In 1979 he co-founded CV Productions Inc. with his partner Frank Caliguri. In 1980 the company introduced a new sport, the first mainstream mixed martial arts competitions in America. Caliguri and Viola are credited with inventing the “Toughguy” competition and promoted 10 mixed martial arts style fights across Pennsylvania including the “Battle of the Brawlers” and “Battle of the Superfighters.” Viola is a documented innovator and pioneer of modern mixed martial arts in America, honored by The Western Pennsylvania Sports Museum in 2011. The Heinz History Center, in conjunction with the Smithsonian Institute, unveiled an exhibit on 23 June 2011 to document Viola’s mixed martial arts roots. As a result of Viola and Caliguri’s unique new sport concept, Pittsburgh is considered the birthplace of modern mixed martial arts as a sport in the United States.

In the 1970s Viola founded the annual Laurel State Karate Championships. In 1990, the Laurel State Championship was sanctioned by the NBL (National Black Belt League) and joined the Northeast National Conference. In 1986 s Viola was appointed Pennsylvania regional administrator for the USA Karate Federation. He promoted the Allegheny Mountain Championships, a qualifier for the USAKF National Championships. In 1992 Viola hosted the USA Karate Junior Olympics at the University of Pittsburgh Field House. The USAKF was the national governing body for Karate from 1985-1995 in the United States and member of the US Olympic Committee. Viola’s tournament experience lead him to be named to the USA Karate Organizing Committee, responsible for coordination of the USA Karate National Championships.

In 2003 The USA Karate Federation named William Viola as Man of the Year, and inducted him into the USA Karate Hall of Fame.
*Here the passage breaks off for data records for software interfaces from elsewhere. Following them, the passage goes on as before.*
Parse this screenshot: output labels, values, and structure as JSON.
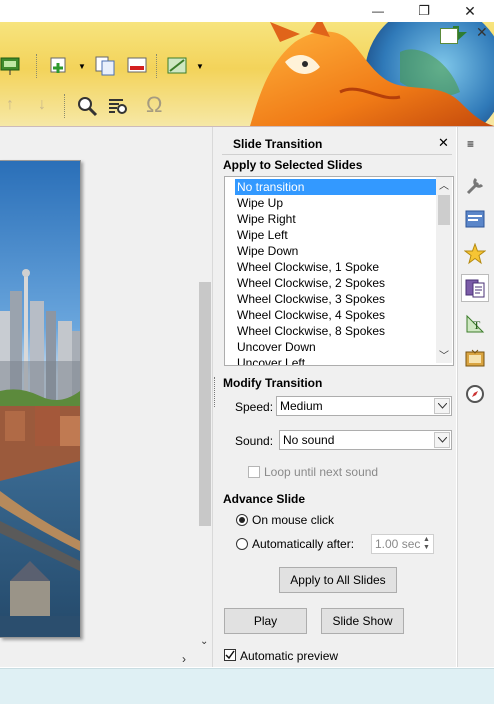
{
  "window": {
    "minimize_glyph": "—",
    "restore_glyph": "❐",
    "close_glyph": "✕"
  },
  "toolbar": {
    "icons": [
      "slide-show-icon",
      "new-slide-icon",
      "duplicate-slide-icon",
      "delete-slide-icon",
      "slide-layout-icon",
      "move-up-icon",
      "move-down-icon",
      "zoom-icon",
      "find-replace-icon",
      "special-character-icon"
    ],
    "omega": "Ω"
  },
  "sidebar_panel": {
    "title": "Slide Transition",
    "close_glyph": "✕",
    "apply_heading": "Apply to Selected Slides",
    "transitions": [
      "No transition",
      "Wipe Up",
      "Wipe Right",
      "Wipe Left",
      "Wipe Down",
      "Wheel Clockwise, 1 Spoke",
      "Wheel Clockwise, 2 Spokes",
      "Wheel Clockwise, 3 Spokes",
      "Wheel Clockwise, 4 Spokes",
      "Wheel Clockwise, 8 Spokes",
      "Uncover Down",
      "Uncover Left"
    ],
    "selected_transition": "No transition",
    "modify_heading": "Modify Transition",
    "speed_label": "Speed:",
    "speed_value": "Medium",
    "sound_label": "Sound:",
    "sound_value": "No sound",
    "loop_label": "Loop until next sound",
    "advance_heading": "Advance Slide",
    "on_click_label": "On mouse click",
    "auto_label": "Automatically after:",
    "auto_value": "1.00 sec",
    "apply_all_button": "Apply to All Slides",
    "play_button": "Play",
    "slideshow_button": "Slide Show",
    "auto_preview_label": "Automatic preview"
  },
  "tabbar": {
    "menu_glyph": "≡",
    "tabs": [
      "properties-icon",
      "slide-design-icon",
      "custom-animation-icon",
      "slide-transition-icon",
      "styles-icon",
      "gallery-icon",
      "navigator-icon"
    ]
  },
  "colors": {
    "selection": "#3399ff",
    "statusbar": "#dff0f4",
    "panel_bg": "#f0f0f0"
  }
}
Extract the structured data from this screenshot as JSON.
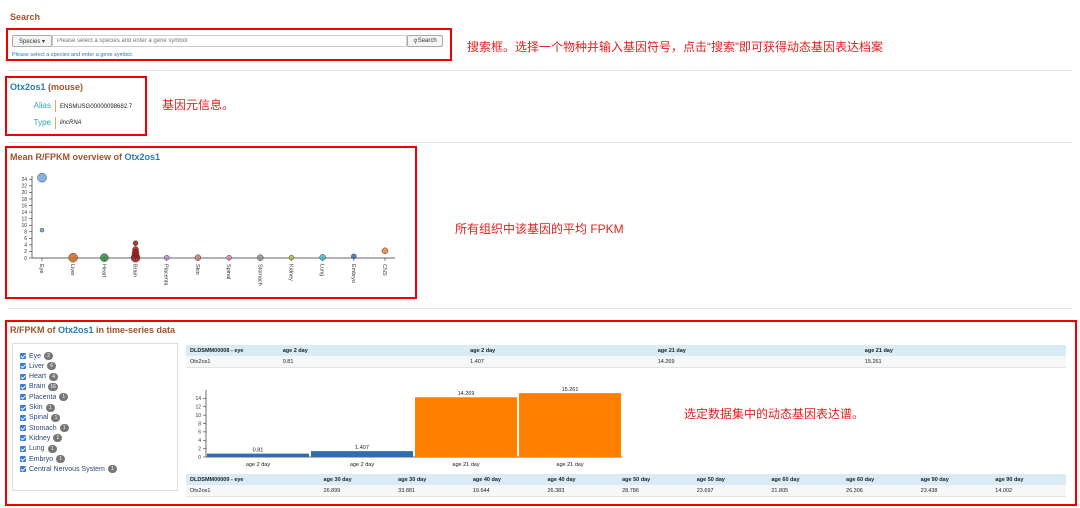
{
  "search": {
    "heading": "Search",
    "species_button": "Species ▾",
    "placeholder": "Please select a species and enter a gene symbol",
    "search_button": "Search",
    "hint": "Please select a species and enter a gene symbol.",
    "annotation": "搜索框。选择一个物种并输入基因符号，点击“搜索”即可获得动态基因表达档案"
  },
  "gene": {
    "symbol": "Otx2os1",
    "species": "(mouse)",
    "alias_label": "Alias",
    "alias_value": "ENSMUSG00000098682.7",
    "type_label": "Type",
    "type_value": "lincRNA",
    "annotation": "基因元信息。"
  },
  "overview": {
    "title_prefix": "Mean R/FPKM overview of ",
    "gene": "Otx2os1",
    "annotation": "所有组织中该基因的平均 FPKM"
  },
  "timeseries": {
    "title_prefix": "R/FPKM of ",
    "gene": "Otx2os1",
    "title_suffix": " in time-series data",
    "annotation": "选定数据集中的动态基因表达谱。",
    "tissues": [
      {
        "name": "Eye",
        "count": "2"
      },
      {
        "name": "Liver",
        "count": "6"
      },
      {
        "name": "Heart",
        "count": "4"
      },
      {
        "name": "Brain",
        "count": "16"
      },
      {
        "name": "Placenta",
        "count": "1"
      },
      {
        "name": "Skin",
        "count": "1"
      },
      {
        "name": "Spinal",
        "count": "1"
      },
      {
        "name": "Stomach",
        "count": "1"
      },
      {
        "name": "Kidney",
        "count": "1"
      },
      {
        "name": "Lung",
        "count": "1"
      },
      {
        "name": "Embryo",
        "count": "1"
      },
      {
        "name": "Central Nervous System",
        "count": "1"
      }
    ],
    "table1": {
      "header": [
        "DLDSMM00008 - eye",
        "age 2 day",
        "age 2 day",
        "age 21 day",
        "age 21 day"
      ],
      "row": [
        "Otx2os1",
        "0.81",
        "1.407",
        "14.269",
        "15.261"
      ]
    },
    "table2": {
      "header": [
        "DLDSMM00009 - eye",
        "age 30 day",
        "age 30 day",
        "age 40 day",
        "age 40 day",
        "age 50 day",
        "age 50 day",
        "age 60 day",
        "age 60 day",
        "age 90 day",
        "age 90 day"
      ],
      "row": [
        "Otx2os1",
        "26.899",
        "33.881",
        "19.644",
        "26.383",
        "28.786",
        "23.697",
        "21.805",
        "26.306",
        "23.438",
        "14.002"
      ]
    }
  },
  "chart_data": [
    {
      "type": "scatter",
      "title": "Mean R/FPKM overview of Otx2os1",
      "categories": [
        "Eye",
        "Liver",
        "Heart",
        "Brain",
        "Placenta",
        "Skin",
        "Spinal",
        "Stomach",
        "Kidney",
        "Lung",
        "Embryo",
        "CNS"
      ],
      "colors": [
        "#6fa8dc",
        "#d2691e",
        "#2e8b3a",
        "#a01818",
        "#b48bd0",
        "#c08070",
        "#e080c0",
        "#909090",
        "#b8b840",
        "#40b8c8",
        "#3a6ab8",
        "#f08040"
      ],
      "points": [
        {
          "category": "Eye",
          "y": 24.5,
          "size": 7
        },
        {
          "category": "Eye",
          "y": 8.5,
          "size": 2
        },
        {
          "category": "Liver",
          "y": 0.1,
          "size": 7
        },
        {
          "category": "Heart",
          "y": 0.1,
          "size": 6
        },
        {
          "category": "Brain",
          "y": 0.1,
          "size": 7
        },
        {
          "category": "Brain",
          "y": 0.8,
          "size": 5
        },
        {
          "category": "Brain",
          "y": 1.6,
          "size": 5
        },
        {
          "category": "Brain",
          "y": 2.6,
          "size": 4
        },
        {
          "category": "Brain",
          "y": 4.5,
          "size": 3
        },
        {
          "category": "Placenta",
          "y": 0.1,
          "size": 3
        },
        {
          "category": "Skin",
          "y": 0.1,
          "size": 4
        },
        {
          "category": "Spinal",
          "y": 0.1,
          "size": 3
        },
        {
          "category": "Stomach",
          "y": 0.1,
          "size": 4
        },
        {
          "category": "Kidney",
          "y": 0.1,
          "size": 3
        },
        {
          "category": "Lung",
          "y": 0.2,
          "size": 4
        },
        {
          "category": "Embryo",
          "y": 0.5,
          "size": 3
        },
        {
          "category": "CNS",
          "y": 2.2,
          "size": 4
        }
      ],
      "yticks": [
        0,
        2,
        4,
        6,
        8,
        10,
        12,
        14,
        16,
        18,
        20,
        22,
        24
      ],
      "ylim": [
        0,
        25
      ]
    },
    {
      "type": "bar",
      "categories": [
        "age 2 day",
        "age 2 day",
        "age 21 day",
        "age 21 day"
      ],
      "values": [
        0.81,
        1.407,
        14.269,
        15.261
      ],
      "labels": [
        "0.81",
        "1.407",
        "14.269",
        "15.261"
      ],
      "colors": [
        "#2f6fb0",
        "#2f6fb0",
        "#ff8000",
        "#ff8000"
      ],
      "yticks": [
        0,
        2,
        4,
        6,
        8,
        10,
        12,
        14
      ],
      "ylim": [
        0,
        16
      ]
    }
  ]
}
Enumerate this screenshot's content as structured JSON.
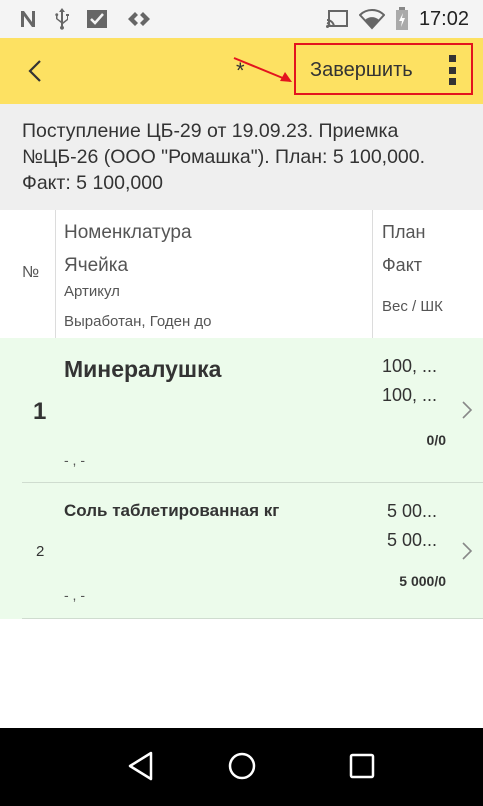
{
  "status_bar": {
    "time": "17:02",
    "left_icons": [
      "n-logo-icon",
      "usb-icon",
      "checkbox-icon",
      "diamond-icon"
    ],
    "right_icons": [
      "cast-icon",
      "wifi-icon",
      "battery-icon"
    ]
  },
  "toolbar": {
    "title": "*",
    "finish_label": "Завершить",
    "highlight_color": "#e3141e",
    "bar_color": "#fde162"
  },
  "document": {
    "line1": "Поступление ЦБ-29 от 19.09.23. Приемка",
    "line2": "№ЦБ-26 (ООО \"Ромашка\"). План: 5 100,000.",
    "line3": "Факт: 5 100,000"
  },
  "columns": {
    "num": "№",
    "nomenclature": "Номенклатура",
    "cell": "Ячейка",
    "article": "Артикул",
    "produced": "Выработан, Годен до",
    "plan": "План",
    "fact": "Факт",
    "weight": "Вес / ШК"
  },
  "rows": [
    {
      "num": "1",
      "name": "Минералушка",
      "dates": "- , -",
      "plan": "100, ...",
      "fact": "100, ...",
      "weight": "0/0"
    },
    {
      "num": "2",
      "name": "Соль таблетированная кг",
      "dates": "- , -",
      "plan": "5 00...",
      "fact": "5 00...",
      "weight": "5 000/0"
    }
  ],
  "row_color": "#ecfbeb"
}
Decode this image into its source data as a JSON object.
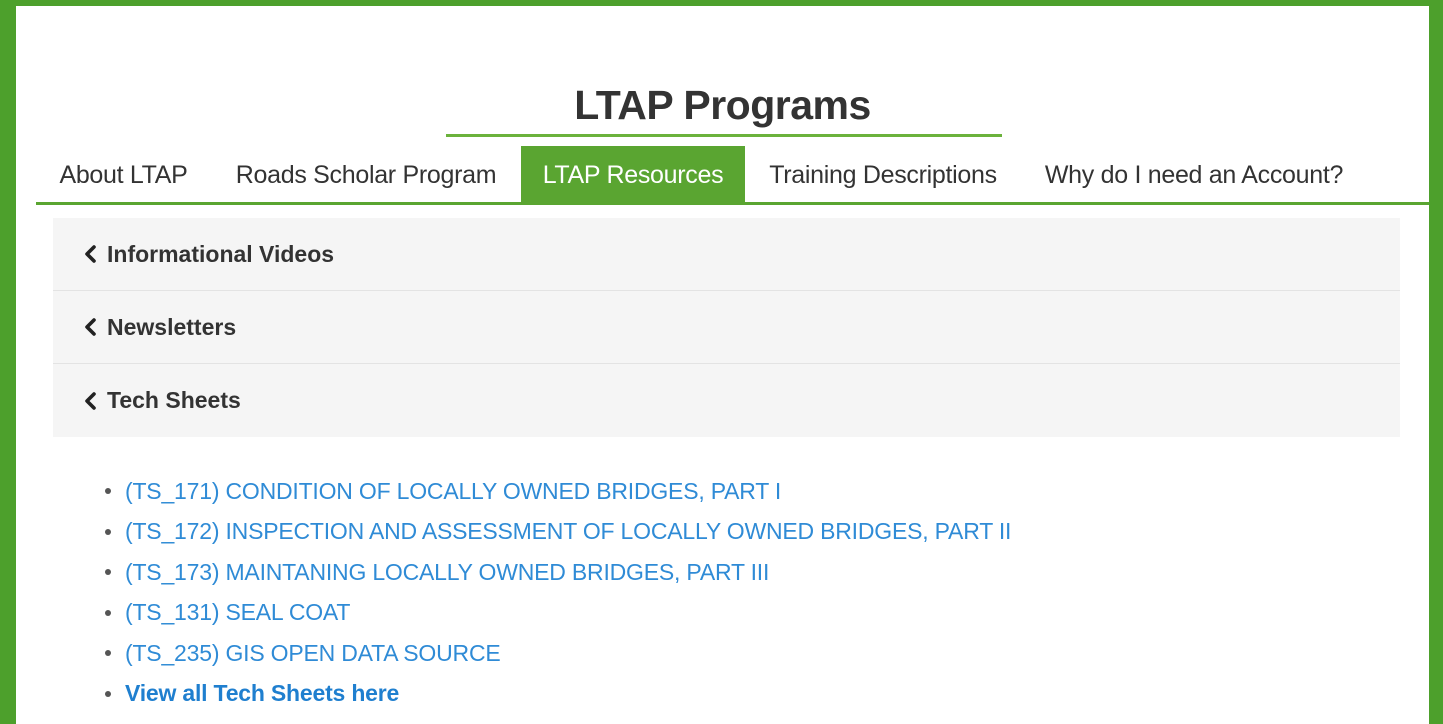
{
  "page": {
    "title": "LTAP Programs",
    "accent_color": "#5aa531",
    "link_color": "#2f8bd6"
  },
  "tabs": [
    {
      "label": "About LTAP",
      "active": false
    },
    {
      "label": "Roads Scholar Program",
      "active": false
    },
    {
      "label": "LTAP Resources",
      "active": true
    },
    {
      "label": "Training Descriptions",
      "active": false
    },
    {
      "label": "Why do I need an Account?",
      "active": false
    }
  ],
  "accordion": {
    "icon": "chevron-left-icon",
    "items": [
      {
        "label": "Informational Videos"
      },
      {
        "label": "Newsletters"
      },
      {
        "label": "Tech Sheets"
      }
    ]
  },
  "tech_sheets": {
    "items": [
      {
        "label": "(TS_171) CONDITION OF LOCALLY OWNED BRIDGES, PART I"
      },
      {
        "label": "(TS_172) INSPECTION AND ASSESSMENT OF LOCALLY OWNED BRIDGES, PART II"
      },
      {
        "label": "(TS_173) MAINTANING LOCALLY OWNED BRIDGES, PART III"
      },
      {
        "label": "(TS_131) SEAL COAT"
      },
      {
        "label": "(TS_235) GIS OPEN DATA SOURCE"
      }
    ],
    "view_all_label": "View all Tech Sheets here"
  }
}
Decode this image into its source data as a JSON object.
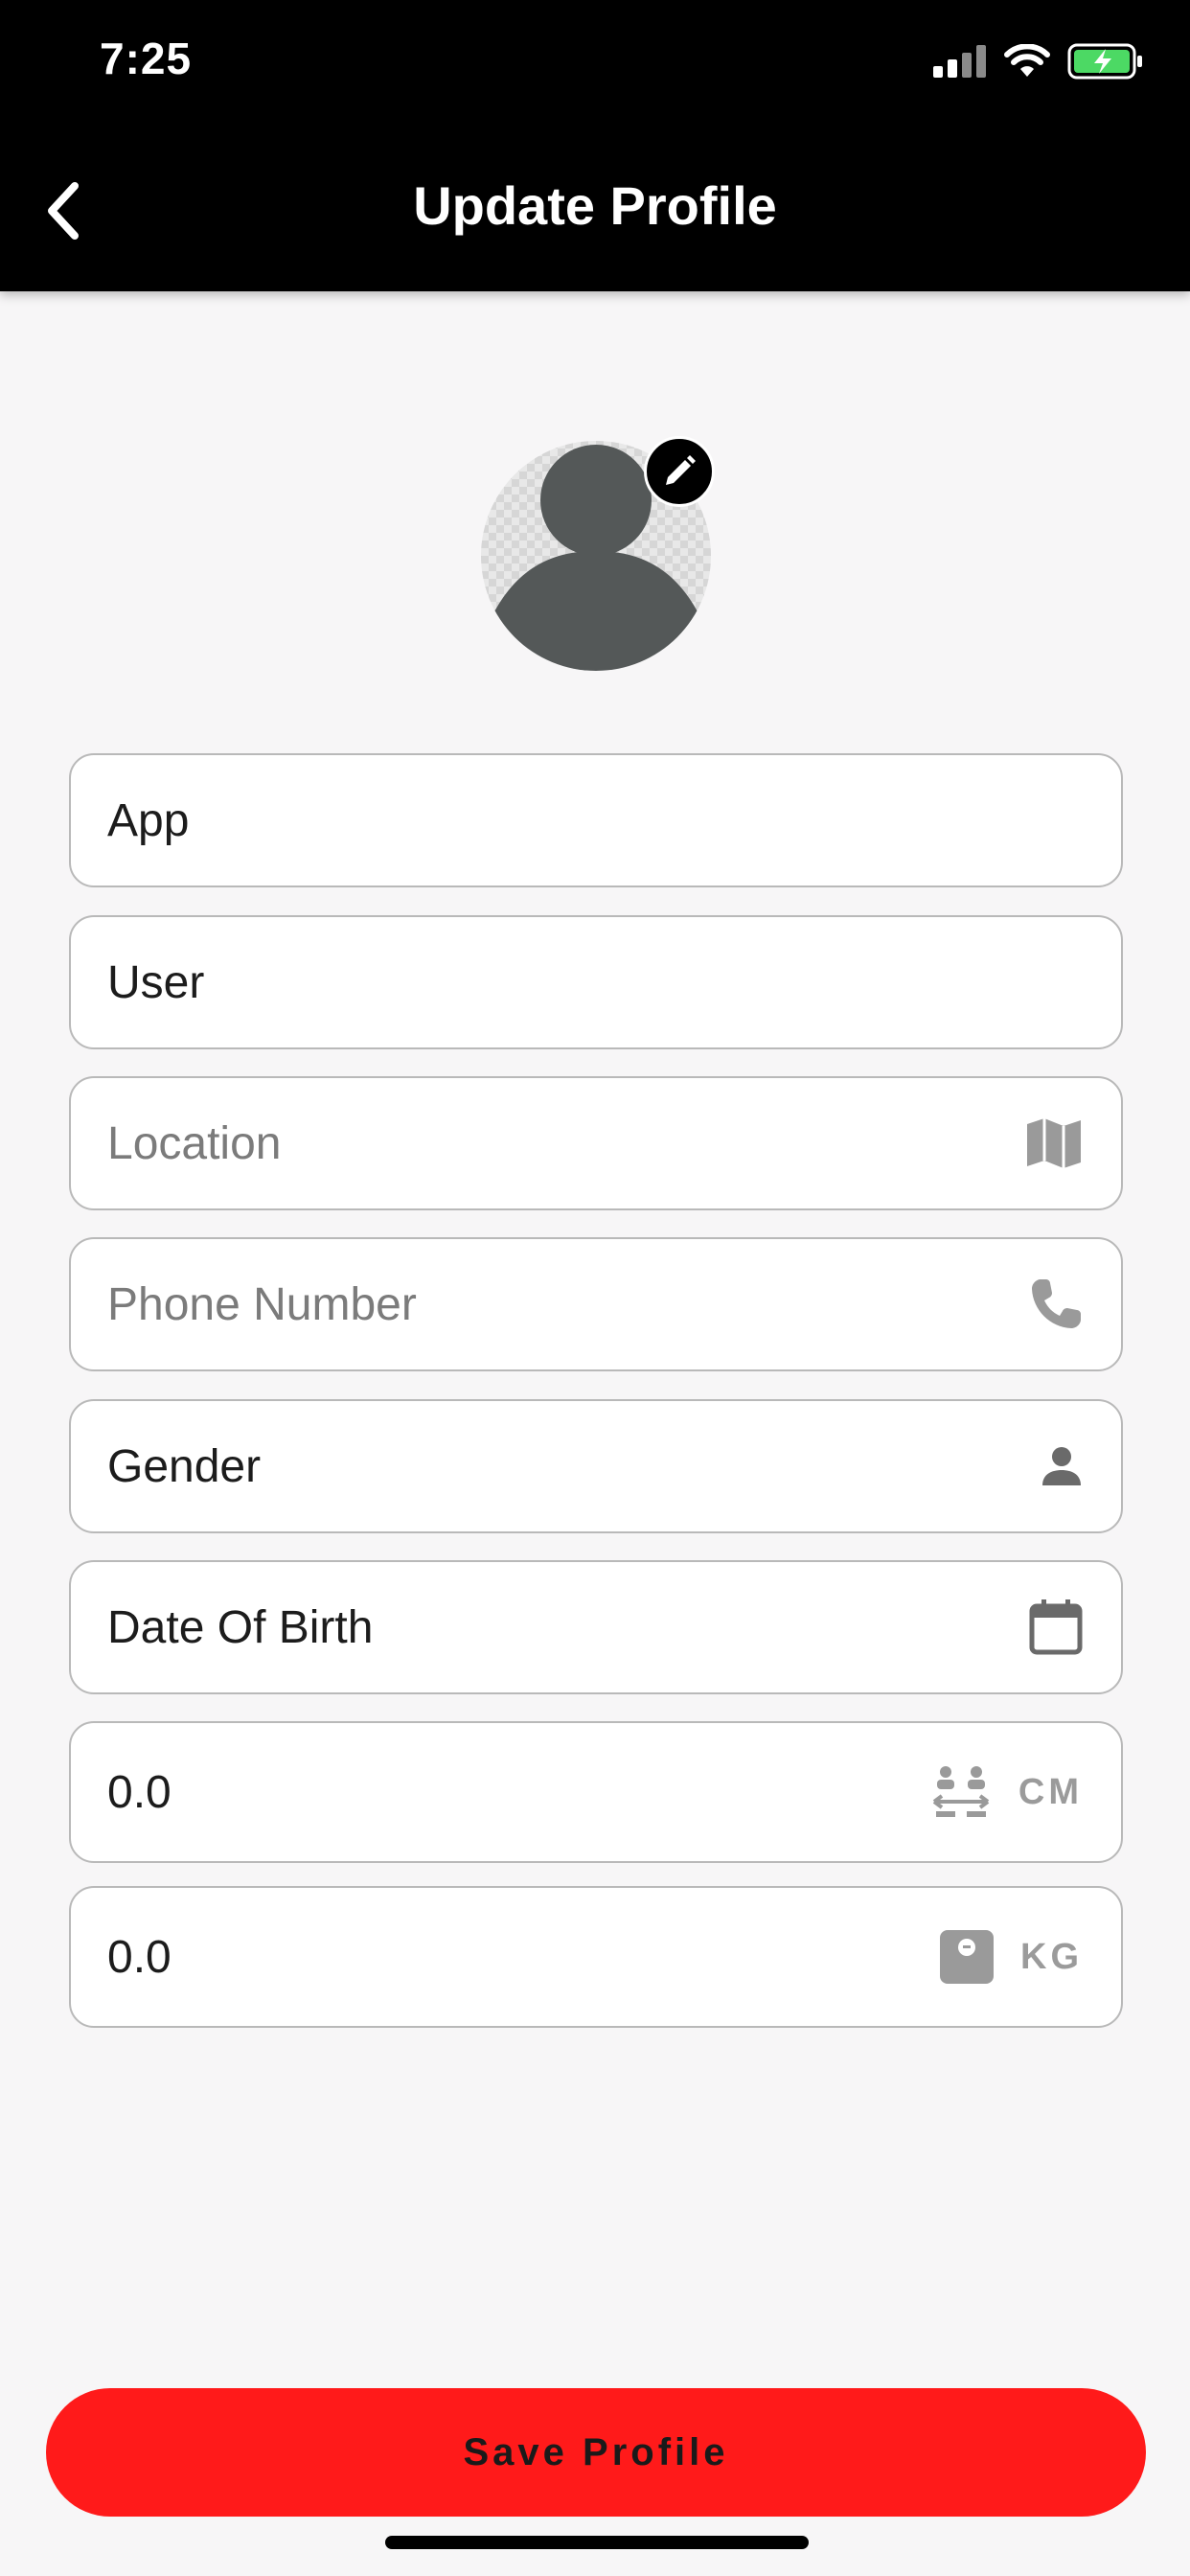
{
  "status_bar": {
    "time": "7:25"
  },
  "header": {
    "title": "Update Profile"
  },
  "form": {
    "first_name": {
      "value": "App"
    },
    "last_name": {
      "value": "User"
    },
    "location": {
      "placeholder": "Location"
    },
    "phone": {
      "placeholder": "Phone Number"
    },
    "gender": {
      "value": "Gender"
    },
    "dob": {
      "value": "Date Of Birth"
    },
    "height": {
      "value": "0.0",
      "unit": "CM"
    },
    "weight": {
      "value": "0.0",
      "unit": "KG"
    }
  },
  "actions": {
    "save_label": "Save Profile"
  },
  "colors": {
    "accent": "#ff1a1a",
    "header_bg": "#000000",
    "battery_green": "#4cd964"
  },
  "icons": [
    "back-chevron-icon",
    "signal-icon",
    "wifi-icon",
    "battery-icon",
    "pencil-icon",
    "map-icon",
    "phone-icon",
    "person-icon",
    "calendar-icon",
    "height-icon",
    "weight-scale-icon"
  ]
}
He was awarded the lifetime achievement award by the USAKF. In 2010 Viola resurrected CV Productions Inc. and promoted Caged Kumite, a pro-am mixed martial arts fight held in conjunction with the Kumite Classic at the Monroeville Convention Center.

Viola has had the unique opportunity to teach all five of his children Shotokan Karate; Bill Viola Jr., Addie Viola, Jacque Viola, Alison Viola, and Joce Viola have all earned black belts and have served as instructors at the Allegheny Shotokan Karate School.

Other Companies and Promotions include:

  • Viola Estates (Commercial & Residential Real Estate)
  • Bullpen sports memorabilia
  • Crossroads Antiques Faire

Viola has been inducted into the following Hall of Fames:

  • USA Karate Hall of Fame
  • National Federation of Martial Arts Hall of Fame
  • PKRA Hall of Fame
  • Pittsburgh MMA Hall of Fame
  • Kumite International Hall of Fame